International

Opposition leader Juan Guaido waves to supporters during a rally at Bolivar Plaza in Chacao, Venezuela, Tuesday, Feb. 11, 2020. Guaido returned home from a tour of nations that back his effort to oust socialist leader Nicolas Maduro. (AP Photo/Ariana Cubillos)

This is an archived article and the information in the article may be outdated. Please look at the time stamp on the story to see when it was last updated.

CARACAS, Venezuela (AP) — Venezuelan opposition leader Juan Guaidó is gearing up for the next stage of his campaign to oust President Nicolás Maduro following his return home from a tour abroad that included a meeting with his most important foreign ally — U.S. President Donald Trump.

An energized Guaidó told cheering supporters at a public square in the capital of Caracas late Tuesday that he is armed with the backing of the “free world” to finish the job of reclaiming the nation.

“Today more than ever we have to make our presence known,” Guaidó said. “This is not the time to go back.
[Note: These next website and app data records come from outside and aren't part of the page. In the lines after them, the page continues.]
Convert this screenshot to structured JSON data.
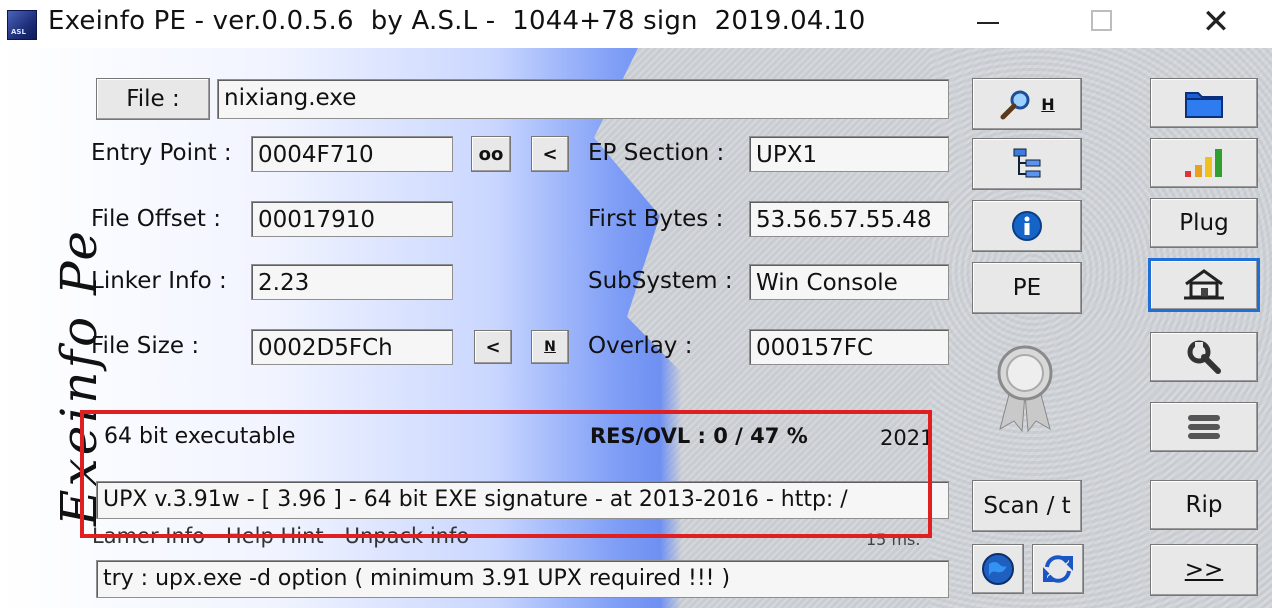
{
  "window": {
    "title": "Exeinfo PE - ver.0.0.5.6  by A.S.L -  1044+78 sign  2019.04.10",
    "icon_text": "ASL",
    "minimize": "–",
    "maximize": "☐",
    "close": "✕"
  },
  "side_logo": "Exeinfo Pe",
  "file": {
    "button_label": "File :",
    "value": "nixiang.exe"
  },
  "fields": {
    "entry_point": {
      "label": "Entry Point :",
      "value": "0004F710"
    },
    "file_offset": {
      "label": "File Offset :",
      "value": "00017910"
    },
    "linker_info": {
      "label": "Linker Info :",
      "value": "2.23"
    },
    "file_size": {
      "label": "File Size :",
      "value": "0002D5FCh"
    },
    "ep_section": {
      "label": "EP Section :",
      "value": "UPX1"
    },
    "first_bytes": {
      "label": "First Bytes :",
      "value": "53.56.57.55.48"
    },
    "subsystem": {
      "label": "SubSystem :",
      "value": "Win Console"
    },
    "overlay": {
      "label": "Overlay :",
      "value": "000157FC"
    }
  },
  "small_buttons": {
    "oo": "oo",
    "lt1": "<",
    "lt2": "<",
    "n": "N"
  },
  "info": {
    "arch": "64 bit executable",
    "res_ovl": "RES/OVL : 0 / 47 %",
    "year": "2021",
    "detection": "UPX v.3.91w - [ 3.96 ] - 64 bit EXE signature  - at  2013-2016 - http: /",
    "lamer_label": "Lamer Info - Help Hint - Unpack info",
    "time": "15 ms.",
    "hint": "try : upx.exe -d option ( minimum 3.91 UPX required !!! )"
  },
  "middle_buttons": {
    "search_h": "H",
    "pe": "PE",
    "scan": "Scan / t"
  },
  "right_buttons": {
    "plug": "Plug",
    "rip": "Rip",
    "next": ">>"
  },
  "icons": [
    "search-icon",
    "tree-icon",
    "info-icon",
    "award-ribbon-icon",
    "globe-icon",
    "refresh-icon",
    "folder-icon",
    "bar-chart-icon",
    "home-icon",
    "wrench-icon",
    "menu-list-icon"
  ],
  "colors": {
    "accent_blue": "#6f90f2",
    "highlight_red": "#e02020",
    "home_border": "#1f6fd6"
  }
}
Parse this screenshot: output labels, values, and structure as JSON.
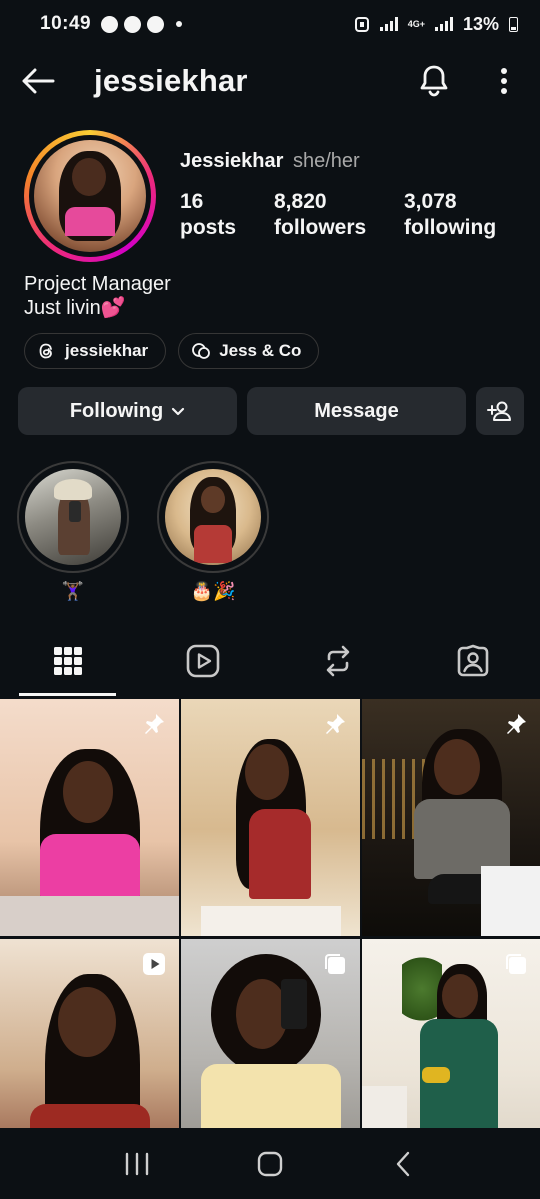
{
  "status_bar": {
    "time": "10:49",
    "network_label": "4G+",
    "battery": "13%"
  },
  "header": {
    "username": "jessiekhar"
  },
  "profile": {
    "name": "Jessiekhar",
    "pronouns": "she/her",
    "stats": {
      "posts_count": "16",
      "posts_label": "posts",
      "followers_count": "8,820",
      "followers_label": "followers",
      "following_count": "3,078",
      "following_label": "following"
    },
    "bio_line1": "Project Manager",
    "bio_line2": "Just livin💕",
    "threads_handle": "jessiekhar",
    "channel_name": "Jess & Co"
  },
  "actions": {
    "following_label": "Following",
    "message_label": "Message"
  },
  "highlights": [
    {
      "label": "🏋🏾‍♀️"
    },
    {
      "label": "🎂🎉"
    }
  ],
  "tabs": [
    {
      "icon": "grid-icon",
      "active": true
    },
    {
      "icon": "reels-icon",
      "active": false
    },
    {
      "icon": "reposts-icon",
      "active": false
    },
    {
      "icon": "tagged-icon",
      "active": false
    }
  ],
  "grid": [
    {
      "badge": "pin-icon"
    },
    {
      "badge": "pin-icon"
    },
    {
      "badge": "pin-icon"
    },
    {
      "badge": "reel-icon"
    },
    {
      "badge": "carousel-icon"
    },
    {
      "badge": "carousel-icon"
    }
  ],
  "colors": {
    "background": "#0c1014",
    "button": "#262a2f",
    "text": "#f5f5f5",
    "muted": "#a8a8a8"
  }
}
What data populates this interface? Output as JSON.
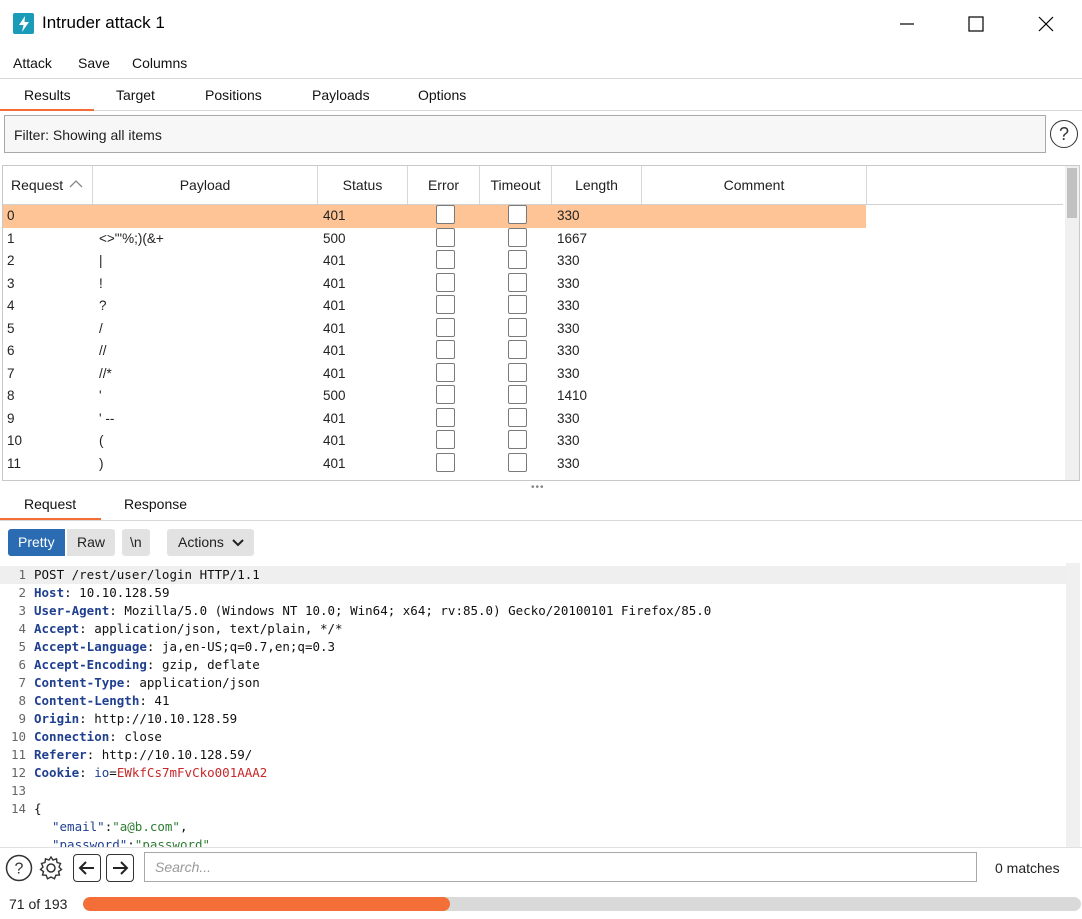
{
  "window": {
    "title": "Intruder attack 1"
  },
  "menu": [
    "Attack",
    "Save",
    "Columns"
  ],
  "tabs": [
    "Results",
    "Target",
    "Positions",
    "Payloads",
    "Options"
  ],
  "filter": {
    "text": "Filter: Showing all items"
  },
  "table": {
    "columns": [
      "Request",
      "Payload",
      "Status",
      "Error",
      "Timeout",
      "Length",
      "Comment"
    ],
    "rows": [
      {
        "request": "0",
        "payload": "",
        "status": "401",
        "length": "330"
      },
      {
        "request": "1",
        "payload": "<>\"'%;)(&+",
        "status": "500",
        "length": "1667"
      },
      {
        "request": "2",
        "payload": "|",
        "status": "401",
        "length": "330"
      },
      {
        "request": "3",
        "payload": "!",
        "status": "401",
        "length": "330"
      },
      {
        "request": "4",
        "payload": "?",
        "status": "401",
        "length": "330"
      },
      {
        "request": "5",
        "payload": "/",
        "status": "401",
        "length": "330"
      },
      {
        "request": "6",
        "payload": "//",
        "status": "401",
        "length": "330"
      },
      {
        "request": "7",
        "payload": "//*",
        "status": "401",
        "length": "330"
      },
      {
        "request": "8",
        "payload": "'",
        "status": "500",
        "length": "1410"
      },
      {
        "request": "9",
        "payload": "' --",
        "status": "401",
        "length": "330"
      },
      {
        "request": "10",
        "payload": "(",
        "status": "401",
        "length": "330"
      },
      {
        "request": "11",
        "payload": ")",
        "status": "401",
        "length": "330"
      }
    ],
    "selected_row": "0"
  },
  "request_tabs": [
    "Request",
    "Response"
  ],
  "editor_toolbar": {
    "pretty": "Pretty",
    "raw": "Raw",
    "newline": "\\n",
    "actions": "Actions"
  },
  "editor": {
    "line_numbers": [
      "1",
      "2",
      "3",
      "4",
      "5",
      "6",
      "7",
      "8",
      "9",
      "10",
      "11",
      "12",
      "13",
      "14"
    ],
    "request_line": "POST /rest/user/login HTTP/1.1",
    "headers": [
      {
        "name": "Host",
        "value": "10.10.128.59"
      },
      {
        "name": "User-Agent",
        "value": "Mozilla/5.0 (Windows NT 10.0; Win64; x64; rv:85.0) Gecko/20100101 Firefox/85.0"
      },
      {
        "name": "Accept",
        "value": "application/json, text/plain, */*"
      },
      {
        "name": "Accept-Language",
        "value": "ja,en-US;q=0.7,en;q=0.3"
      },
      {
        "name": "Accept-Encoding",
        "value": "gzip, deflate"
      },
      {
        "name": "Content-Type",
        "value": "application/json"
      },
      {
        "name": "Content-Length",
        "value": "41"
      },
      {
        "name": "Origin",
        "value": "http://10.10.128.59"
      },
      {
        "name": "Connection",
        "value": "close"
      },
      {
        "name": "Referer",
        "value": "http://10.10.128.59/"
      }
    ],
    "cookie": {
      "name": "Cookie",
      "key": "io",
      "value": "EWkfCs7mFvCko001AAA2"
    },
    "body_open": "{",
    "body_email_key": "\"email\"",
    "body_email_value": "\"a@b.com\"",
    "body_password_key": "\"password\"",
    "body_password_value": "\"password\""
  },
  "search": {
    "placeholder": "Search...",
    "matches": "0 matches"
  },
  "status": {
    "progress_text": "71 of 193",
    "progress_fraction": 0.368
  },
  "colors": {
    "accent": "#f36f37",
    "selected_row": "#ffc496",
    "pretty_active": "#2a6bb1",
    "app_icon": "#1a9bb8"
  }
}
It’s time to move forward.”

Just hours earlier, Guaido sped through immigration at Venezuela’s main airport outside Caracas without any major incidents. Authorities didn’t stop Guaidó, who left the country in defiance of a travel ban imposed by Maduro’s government.

But inside the terminal, a woman threw what appeared to be a soft drink can dousing Guaidó, who moments later walked from the airport pumping his right hand over his head.

And outside, an aggressive crowd of Guaidó critics foes shouted, “Dirty traitor!” and “Get out!” Some threw traffic cones and others pounded the hood of an SUV that whisked him away.

Guaidó backers shouted his name in support: “Guaidó! Guaidó!” A few minor clashes broke out between the two sides.

Guaidó launched the trip with the goal of redoubling backing in Washington and Europe for the oppositioin’s effort to remove Maduro. The trip’s high-point for Guaidó came with a meeting inside the Oval Office with Trump, the day after the U.S. president recognized him as the “legitimate president of Venezuela.”

As leader of Venezuela’s opposition-controlled congress, Guaidó rose to prominence a year ago by claiming presidential powers on the grounds that Maduro’s rule is illegitimate after a fraudulent re-election in 2018. He won backing from the United States and more than 50 other nations, though so far has made no visible dent in Maduro’s hold on power.

In addition to his stop in Washington, Guaidó met with European leaders including British Prime Minister Boris Johnson, French President Emmanuel Macron and German Chancellor Angela Merkel.

Guaido told supporters at Tuesday night’s rally that he is holding back some details from his foreign meetings that he is not able to talk about publicly.

“Stay tuned,” he said, teasing the crowd.

In public comments abroad, Guaidó urged foreign leaders to increase their support for Venezuelans who are trying to shrug off two decades of socialist rule that have left the country broken, with millions emigrating as public services like running water and electricity have become a luxury.

Officials in the Trump administration have said they are considering ways to exert more pressure to force out Maduro. On Friday, the administration hit the Venezuelan state-run airline CONVIASA with sanctions.

Guaidó urged Venezuelans to remain unified and to take to the streets again to demonstrate their will to end the government that the opposition calls a “dictatorship.” He did not immediately announce any plans for organized protests.

For his part, Maduro appeared on state television Tuesday to talk about public transportation, announcing new public buses and expanded routes. He didn’t directly mention Guaidó or the opposition leader’s return.

“We’re concentrating our efforts on defending Venezuela,” Maduro said, telling supporters not to be distracted by “idiots” and “traitors.”

___

Scott Smith on Twitter: @ScottSmithAP

___

Associated Press writer Jorge Rueda contributed to this report.

Copyright 2020 The Associated Press. All rights reserved. This material may not be published, broadcast, rewritten or redistributed.

Trending Stories